* **What you should do**
Write out the listing below exactly, and omit any images you find in it.

* **The data**
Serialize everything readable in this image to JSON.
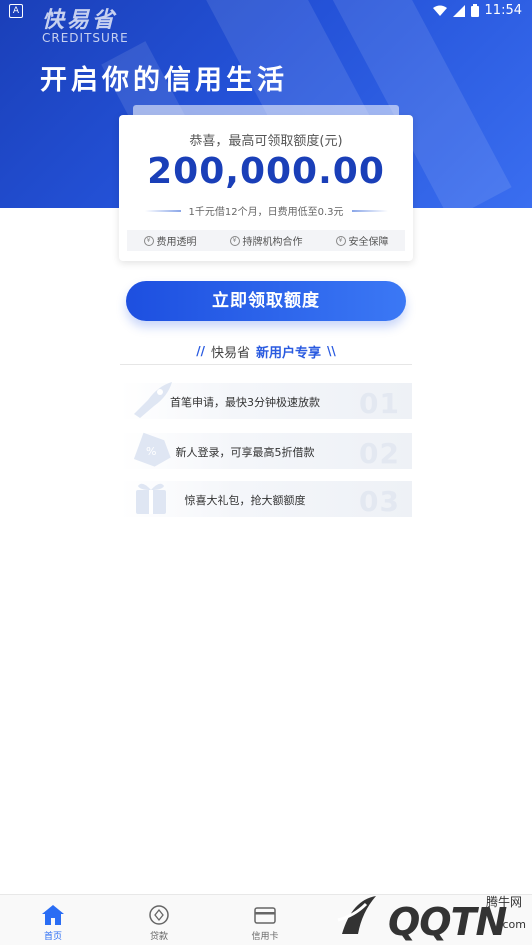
{
  "status_bar": {
    "left_icon": "A",
    "time": "11:54",
    "battery": "battery-icon"
  },
  "brand": {
    "cn": "快易省",
    "en": "CREDITSURE"
  },
  "hero": {
    "slogan": "开启你的信用生活"
  },
  "quota_card": {
    "subtitle": "恭喜，最高可领取额度(元)",
    "amount": "200,000.00",
    "note": "1千元借12个月，日费用低至0.3元",
    "features": [
      "费用透明",
      "持牌机构合作",
      "安全保障"
    ]
  },
  "cta": {
    "label": "立即领取额度"
  },
  "exclusive": {
    "brand": "快易省",
    "highlight": "新用户专享"
  },
  "benefits": [
    {
      "text": "首笔申请，最快3分钟极速放款",
      "num": "01"
    },
    {
      "text": "新人登录，可享最高5折借款",
      "num": "02"
    },
    {
      "text": "惊喜大礼包，抢大额额度",
      "num": "03"
    }
  ],
  "tabbar": {
    "tabs": [
      {
        "label": "首页"
      },
      {
        "label": "贷款"
      },
      {
        "label": "信用卡"
      }
    ]
  },
  "watermark": {
    "big": "QQTN",
    "small": "腾牛网",
    "com": ".com"
  },
  "colors": {
    "primary": "#2452d8",
    "accent": "#2a6df4",
    "hero_dark": "#1a3fb8"
  }
}
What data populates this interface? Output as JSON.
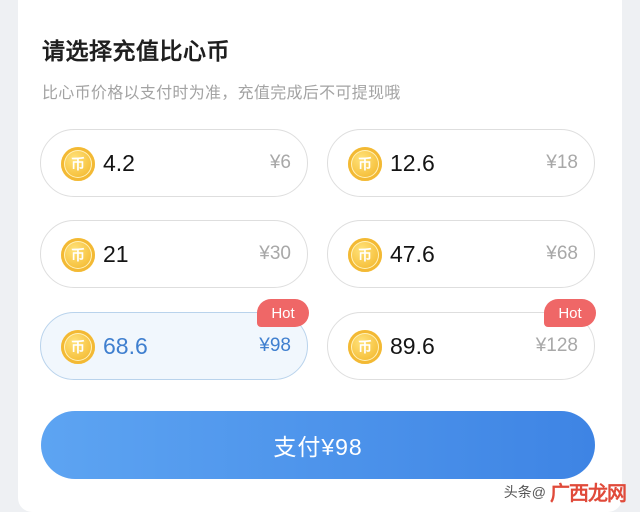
{
  "header": {
    "title": "请选择充值比心币",
    "subtitle": "比心币价格以支付时为准，充值完成后不可提现哦"
  },
  "coin_icon": {
    "glyph": "币",
    "icon": "coin-icon",
    "color": "#f7c443"
  },
  "options": [
    {
      "amount": "4.2",
      "price": "¥6",
      "hot": "",
      "selected": false
    },
    {
      "amount": "12.6",
      "price": "¥18",
      "hot": "",
      "selected": false
    },
    {
      "amount": "21",
      "price": "¥30",
      "hot": "",
      "selected": false
    },
    {
      "amount": "47.6",
      "price": "¥68",
      "hot": "",
      "selected": false
    },
    {
      "amount": "68.6",
      "price": "¥98",
      "hot": "Hot",
      "selected": true
    },
    {
      "amount": "89.6",
      "price": "¥128",
      "hot": "Hot",
      "selected": false
    }
  ],
  "pay_button": {
    "label": "支付¥98"
  },
  "watermark": {
    "prefix": "头条@",
    "logo_text": "广西龙网"
  },
  "colors": {
    "accent": "#3e84e4",
    "hot": "#ef6767",
    "selected_text": "#3f7fcf"
  }
}
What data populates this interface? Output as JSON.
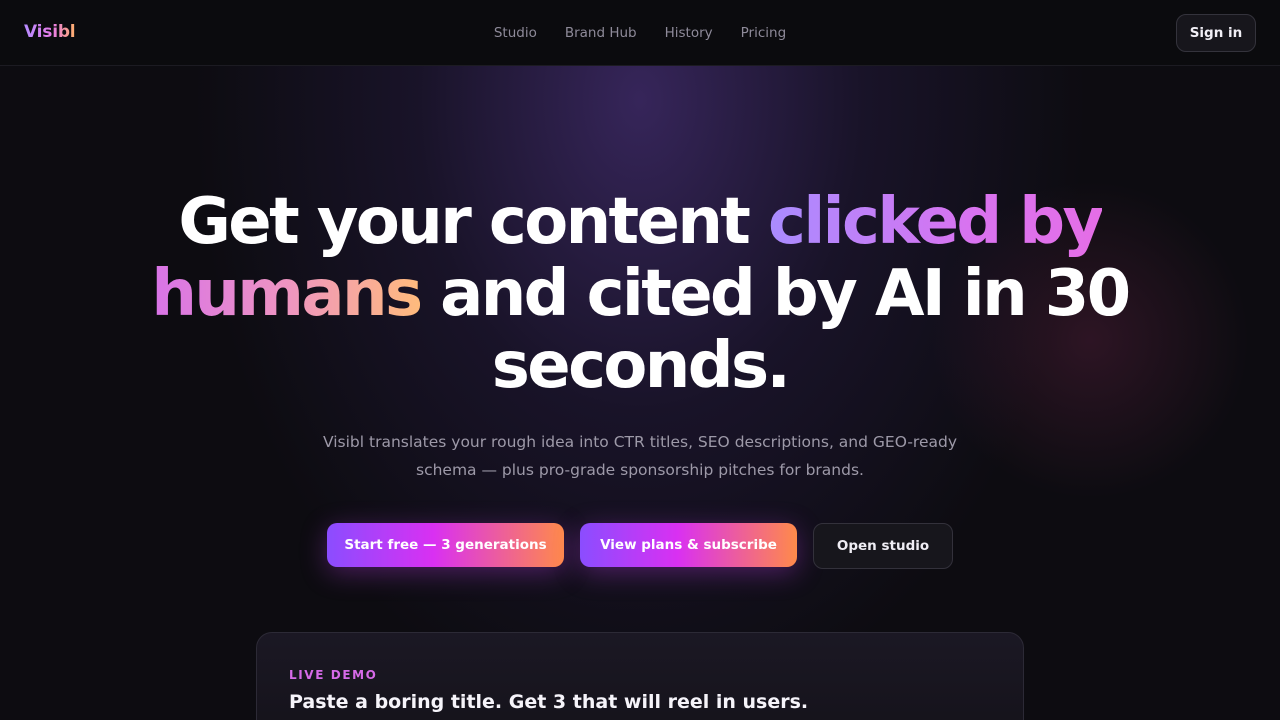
{
  "brand": {
    "logo_text": "Visibl"
  },
  "nav": {
    "links": [
      "Studio",
      "Brand Hub",
      "History",
      "Pricing"
    ],
    "signin_label": "Sign in"
  },
  "hero": {
    "headline_part1": "Get your content ",
    "headline_highlight1": "clicked by",
    "headline_highlight2": "humans",
    "headline_part2": " and cited by AI in 30 seconds.",
    "subtitle": "Visibl translates your rough idea into CTR titles, SEO descriptions, and GEO-ready schema — plus pro-grade sponsorship pitches for brands."
  },
  "cta": {
    "start_free": "Start free — 3 generations",
    "view_plans": "View plans & subscribe",
    "open_studio": "Open studio"
  },
  "demo": {
    "eyebrow": "LIVE DEMO",
    "title": "Paste a boring title. Get 3 that will reel in users."
  },
  "colors": {
    "background": "#0d0c11",
    "accent_purple": "#8b4dff",
    "accent_magenta": "#d930f2",
    "accent_orange": "#ff8a4a"
  }
}
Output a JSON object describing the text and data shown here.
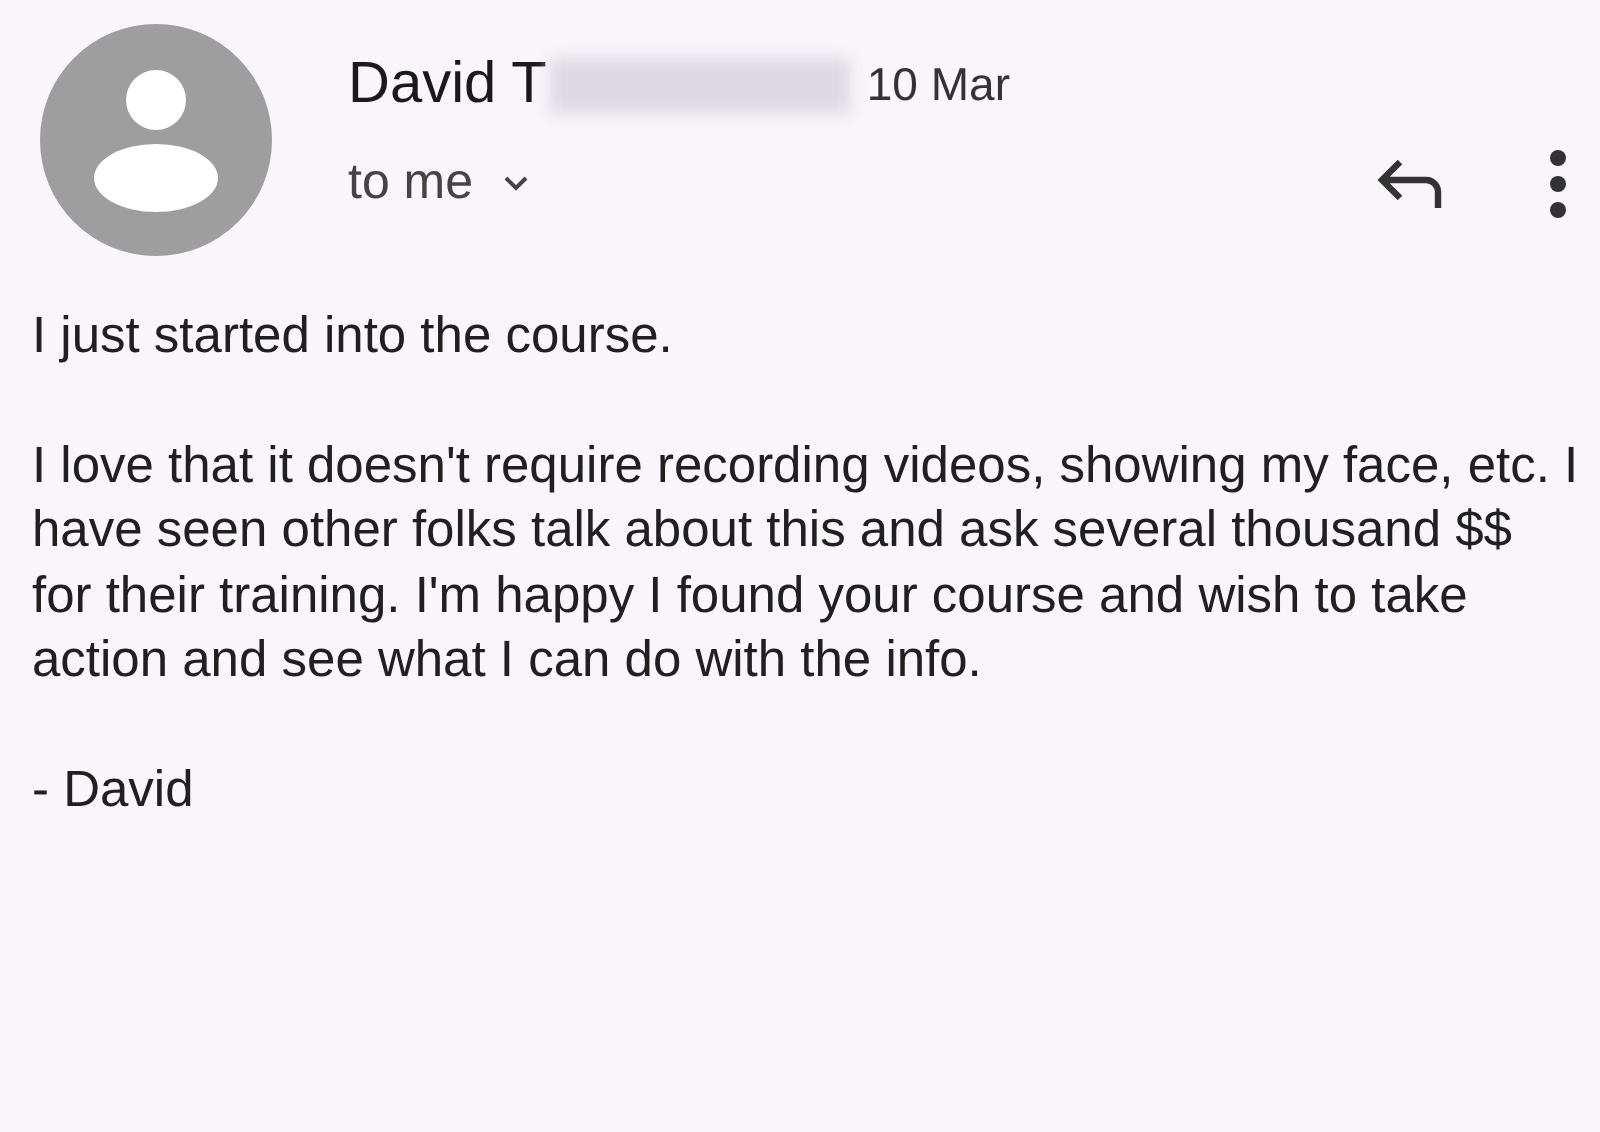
{
  "message": {
    "sender": "David T",
    "date": "10 Mar",
    "recipient": "to me"
  },
  "body": [
    "I just started into the course.",
    "I love that it doesn't require recording videos, showing my face, etc. I have seen other folks talk about this and ask several thousand $$ for their training. I'm happy I found your course and wish to take action and see what I can do with the info.",
    "- David"
  ]
}
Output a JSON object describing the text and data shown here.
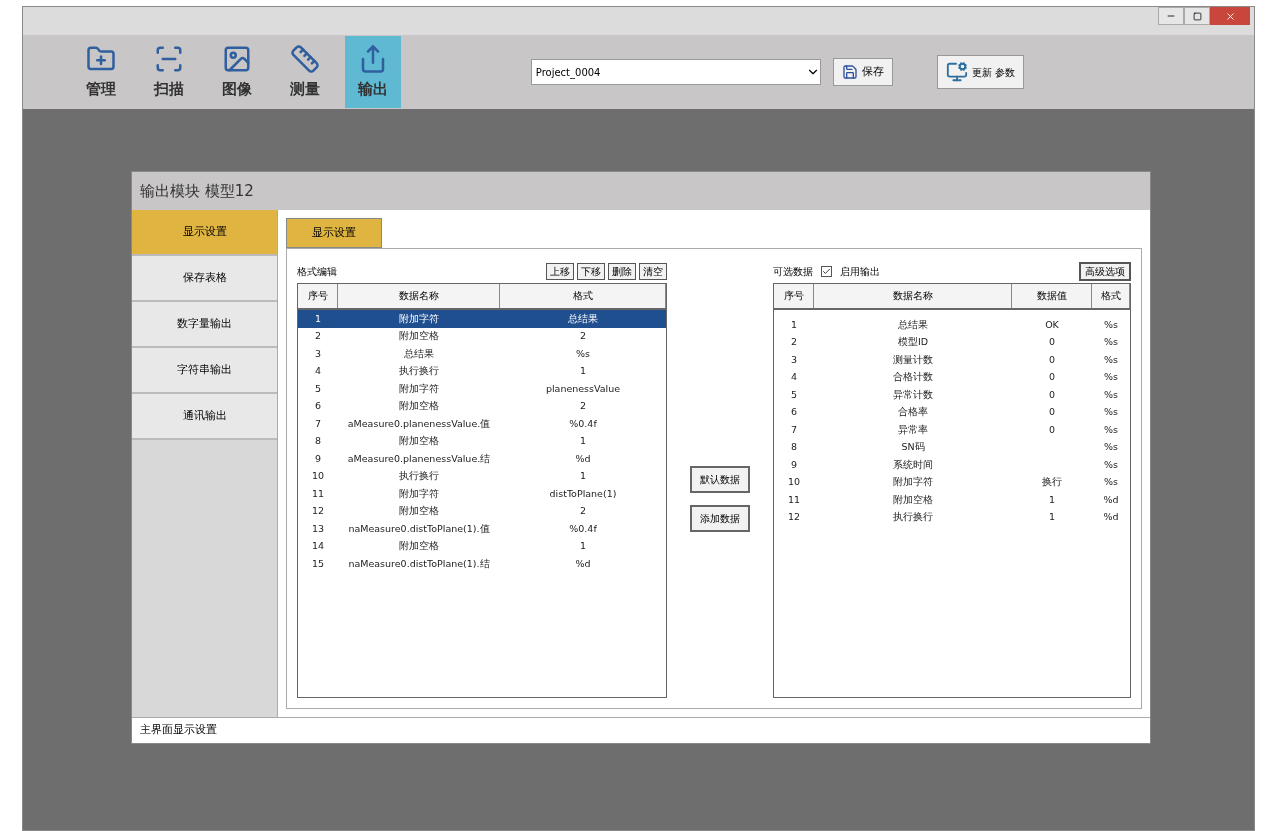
{
  "toolbar": {
    "tools": [
      {
        "label": "管理",
        "selected": false
      },
      {
        "label": "扫描",
        "selected": false
      },
      {
        "label": "图像",
        "selected": false
      },
      {
        "label": "测量",
        "selected": false
      },
      {
        "label": "输出",
        "selected": true
      }
    ],
    "project": {
      "value": "Project_0004"
    },
    "save_button": "保存",
    "update_button": "更新 参数"
  },
  "dialog": {
    "title": "输出模块 模型12",
    "sidebar": [
      {
        "label": "显示设置",
        "selected": true
      },
      {
        "label": "保存表格",
        "selected": false
      },
      {
        "label": "数字量输出",
        "selected": false
      },
      {
        "label": "字符串输出",
        "selected": false
      },
      {
        "label": "通讯输出",
        "selected": false
      }
    ],
    "tab": {
      "label": "显示设置",
      "selected": true
    },
    "format_edit": {
      "label": "格式编辑",
      "buttons": [
        "上移",
        "下移",
        "删除",
        "清空"
      ],
      "columns": [
        "序号",
        "数据名称",
        "格式"
      ],
      "rows": [
        {
          "cells": [
            "1",
            "附加字符",
            "总结果"
          ],
          "selected": true
        },
        {
          "cells": [
            "2",
            "附加空格",
            "2"
          ],
          "selected": false
        },
        {
          "cells": [
            "3",
            "总结果",
            "%s"
          ],
          "selected": false
        },
        {
          "cells": [
            "4",
            "执行换行",
            "1"
          ],
          "selected": false
        },
        {
          "cells": [
            "5",
            "附加字符",
            "planenessValue"
          ],
          "selected": false
        },
        {
          "cells": [
            "6",
            "附加空格",
            "2"
          ],
          "selected": false
        },
        {
          "cells": [
            "7",
            "aMeasure0.planenessValue.值",
            "%0.4f"
          ],
          "selected": false
        },
        {
          "cells": [
            "8",
            "附加空格",
            "1"
          ],
          "selected": false
        },
        {
          "cells": [
            "9",
            "aMeasure0.planenessValue.结",
            "%d"
          ],
          "selected": false
        },
        {
          "cells": [
            "10",
            "执行换行",
            "1"
          ],
          "selected": false
        },
        {
          "cells": [
            "11",
            "附加字符",
            "distToPlane(1)"
          ],
          "selected": false
        },
        {
          "cells": [
            "12",
            "附加空格",
            "2"
          ],
          "selected": false
        },
        {
          "cells": [
            "13",
            "naMeasure0.distToPlane(1).值",
            "%0.4f"
          ],
          "selected": false
        },
        {
          "cells": [
            "14",
            "附加空格",
            "1"
          ],
          "selected": false
        },
        {
          "cells": [
            "15",
            "naMeasure0.distToPlane(1).结",
            "%d"
          ],
          "selected": false
        }
      ]
    },
    "middle_buttons": [
      "默认数据",
      "添加数据"
    ],
    "available": {
      "label": "可选数据",
      "enable_output": {
        "label": "启用输出",
        "checked": true
      },
      "advanced_button": "高级选项",
      "columns": [
        "序号",
        "数据名称",
        "数据值",
        "格式"
      ],
      "rows": [
        [
          "1",
          "总结果",
          "OK",
          "%s"
        ],
        [
          "2",
          "模型ID",
          "0",
          "%s"
        ],
        [
          "3",
          "测量计数",
          "0",
          "%s"
        ],
        [
          "4",
          "合格计数",
          "0",
          "%s"
        ],
        [
          "5",
          "异常计数",
          "0",
          "%s"
        ],
        [
          "6",
          "合格率",
          "0",
          "%s"
        ],
        [
          "7",
          "异常率",
          "0",
          "%s"
        ],
        [
          "8",
          "SN码",
          "",
          "%s"
        ],
        [
          "9",
          "系统时间",
          "",
          "%s"
        ],
        [
          "10",
          "附加字符",
          "换行",
          "%s"
        ],
        [
          "11",
          "附加空格",
          "1",
          "%d"
        ],
        [
          "12",
          "执行换行",
          "1",
          "%d"
        ]
      ]
    },
    "status": "主界面显示设置"
  }
}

* **Completed exercise**
Serialize everything readable in this image to JSON.
{
  "status_bar": {
    "left_icon": "A",
    "time": "11:54",
    "battery": "battery-icon"
  },
  "brand": {
    "cn": "快易省",
    "en": "CREDITSURE"
  },
  "hero": {
    "slogan": "开启你的信用生活"
  },
  "quota_card": {
    "subtitle": "恭喜，最高可领取额度(元)",
    "amount": "200,000.00",
    "note": "1千元借12个月，日费用低至0.3元",
    "features": [
      "费用透明",
      "持牌机构合作",
      "安全保障"
    ]
  },
  "cta": {
    "label": "立即领取额度"
  },
  "exclusive": {
    "brand": "快易省",
    "highlight": "新用户专享"
  },
  "benefits": [
    {
      "text": "首笔申请，最快3分钟极速放款",
      "num": "01"
    },
    {
      "text": "新人登录，可享最高5折借款",
      "num": "02"
    },
    {
      "text": "惊喜大礼包，抢大额额度",
      "num": "03"
    }
  ],
  "tabbar": {
    "tabs": [
      {
        "label": "首页"
      },
      {
        "label": "贷款"
      },
      {
        "label": "信用卡"
      }
    ]
  },
  "watermark": {
    "big": "QQTN",
    "small": "腾牛网",
    "com": ".com"
  },
  "colors": {
    "primary": "#2452d8",
    "accent": "#2a6df4",
    "hero_dark": "#1a3fb8"
  }
}
What data populates this interface? Output as JSON.
{
  "header": {
    "title": "请选择充值比心币",
    "subtitle": "比心币价格以支付时为准，充值完成后不可提现哦"
  },
  "coin_icon": {
    "glyph": "币",
    "icon": "coin-icon",
    "color": "#f7c443"
  },
  "options": [
    {
      "amount": "4.2",
      "price": "¥6",
      "hot": "",
      "selected": false
    },
    {
      "amount": "12.6",
      "price": "¥18",
      "hot": "",
      "selected": false
    },
    {
      "amount": "21",
      "price": "¥30",
      "hot": "",
      "selected": false
    },
    {
      "amount": "47.6",
      "price": "¥68",
      "hot": "",
      "selected": false
    },
    {
      "amount": "68.6",
      "price": "¥98",
      "hot": "Hot",
      "selected": true
    },
    {
      "amount": "89.6",
      "price": "¥128",
      "hot": "Hot",
      "selected": false
    }
  ],
  "pay_button": {
    "label": "支付¥98"
  },
  "watermark": {
    "prefix": "头条@",
    "logo_text": "广西龙网"
  },
  "colors": {
    "accent": "#3e84e4",
    "hot": "#ef6767",
    "selected_text": "#3f7fcf"
  }
}
What data populates this interface? Output as JSON.
{
  "brand": {
    "logo_text": "Visibl"
  },
  "nav": {
    "links": [
      "Studio",
      "Brand Hub",
      "History",
      "Pricing"
    ],
    "signin_label": "Sign in"
  },
  "hero": {
    "headline_part1": "Get your content ",
    "headline_highlight1": "clicked by",
    "headline_highlight2": "humans",
    "headline_part2": " and cited by AI in 30 seconds.",
    "subtitle": "Visibl translates your rough idea into CTR titles, SEO descriptions, and GEO-ready schema — plus pro-grade sponsorship pitches for brands."
  },
  "cta": {
    "start_free": "Start free — 3 generations",
    "view_plans": "View plans & subscribe",
    "open_studio": "Open studio"
  },
  "demo": {
    "eyebrow": "LIVE DEMO",
    "title": "Paste a boring title. Get 3 that will reel in users."
  },
  "colors": {
    "background": "#0d0c11",
    "accent_purple": "#8b4dff",
    "accent_magenta": "#d930f2",
    "accent_orange": "#ff8a4a"
  }
}
Output a JSON object describing the text and data shown here.
{
  "message": {
    "sender": "David T",
    "date": "10 Mar",
    "recipient": "to me"
  },
  "body": [
    "I just started into the course.",
    "I love that it doesn't require recording videos, showing my face, etc. I have seen other folks talk about this and ask several thousand $$ for their training. I'm happy I found your course and wish to take action and see what I can do with the info.",
    "- David"
  ]
}
Output a JSON object describing the text and data shown here.
{
  "toolbar": {
    "tools": [
      {
        "label": "管理",
        "selected": false
      },
      {
        "label": "扫描",
        "selected": false
      },
      {
        "label": "图像",
        "selected": false
      },
      {
        "label": "测量",
        "selected": false
      },
      {
        "label": "输出",
        "selected": true
      }
    ],
    "project": {
      "value": "Project_0004"
    },
    "save_button": "保存",
    "update_button": "更新 参数"
  },
  "dialog": {
    "title": "输出模块 模型12",
    "sidebar": [
      {
        "label": "显示设置",
        "selected": true
      },
      {
        "label": "保存表格",
        "selected": false
      },
      {
        "label": "数字量输出",
        "selected": false
      },
      {
        "label": "字符串输出",
        "selected": false
      },
      {
        "label": "通讯输出",
        "selected": false
      }
    ],
    "tab": {
      "label": "显示设置",
      "selected": true
    },
    "format_edit": {
      "label": "格式编辑",
      "buttons": [
        "上移",
        "下移",
        "删除",
        "清空"
      ],
      "columns": [
        "序号",
        "数据名称",
        "格式"
      ],
      "rows": [
        {
          "cells": [
            "1",
            "附加字符",
            "总结果"
          ],
          "selected": true
        },
        {
          "cells": [
            "2",
            "附加空格",
            "2"
          ],
          "selected": false
        },
        {
          "cells": [
            "3",
            "总结果",
            "%s"
          ],
          "selected": false
        },
        {
          "cells": [
            "4",
            "执行换行",
            "1"
          ],
          "selected": false
        },
        {
          "cells": [
            "5",
            "附加字符",
            "planenessValue"
          ],
          "selected": false
        },
        {
          "cells": [
            "6",
            "附加空格",
            "2"
          ],
          "selected": false
        },
        {
          "cells": [
            "7",
            "aMeasure0.planenessValue.值",
            "%0.4f"
          ],
          "selected": false
        },
        {
          "cells": [
            "8",
            "附加空格",
            "1"
          ],
          "selected": false
        },
        {
          "cells": [
            "9",
            "aMeasure0.planenessValue.结",
            "%d"
          ],
          "selected": false
        },
        {
          "cells": [
            "10",
            "执行换行",
            "1"
          ],
          "selected": false
        },
        {
          "cells": [
            "11",
            "附加字符",
            "distToPlane(1)"
          ],
          "selected": false
        },
        {
          "cells": [
            "12",
            "附加空格",
            "2"
          ],
          "selected": false
        },
        {
          "cells": [
            "13",
            "naMeasure0.distToPlane(1).值",
            "%0.4f"
          ],
          "selected": false
        },
        {
          "cells": [
            "14",
            "附加空格",
            "1"
          ],
          "selected": false
        },
        {
          "cells": [
            "15",
            "naMeasure0.distToPlane(1).结",
            "%d"
          ],
          "selected": false
        }
      ]
    },
    "middle_buttons": [
      "默认数据",
      "添加数据"
    ],
    "available": {
      "label": "可选数据",
      "enable_output": {
        "label": "启用输出",
        "checked": true
      },
      "advanced_button": "高级选项",
      "columns": [
        "序号",
        "数据名称",
        "数据值",
        "格式"
      ],
      "rows": [
        [
          "1",
          "总结果",
          "OK",
          "%s"
        ],
        [
          "2",
          "模型ID",
          "0",
          "%s"
        ],
        [
          "3",
          "测量计数",
          "0",
          "%s"
        ],
        [
          "4",
          "合格计数",
          "0",
          "%s"
        ],
        [
          "5",
          "异常计数",
          "0",
          "%s"
        ],
        [
          "6",
          "合格率",
          "0",
          "%s"
        ],
        [
          "7",
          "异常率",
          "0",
          "%s"
        ],
        [
          "8",
          "SN码",
          "",
          "%s"
        ],
        [
          "9",
          "系统时间",
          "",
          "%s"
        ],
        [
          "10",
          "附加字符",
          "换行",
          "%s"
        ],
        [
          "11",
          "附加空格",
          "1",
          "%d"
        ],
        [
          "12",
          "执行换行",
          "1",
          "%d"
        ]
      ]
    },
    "status": "主界面显示设置"
  }
}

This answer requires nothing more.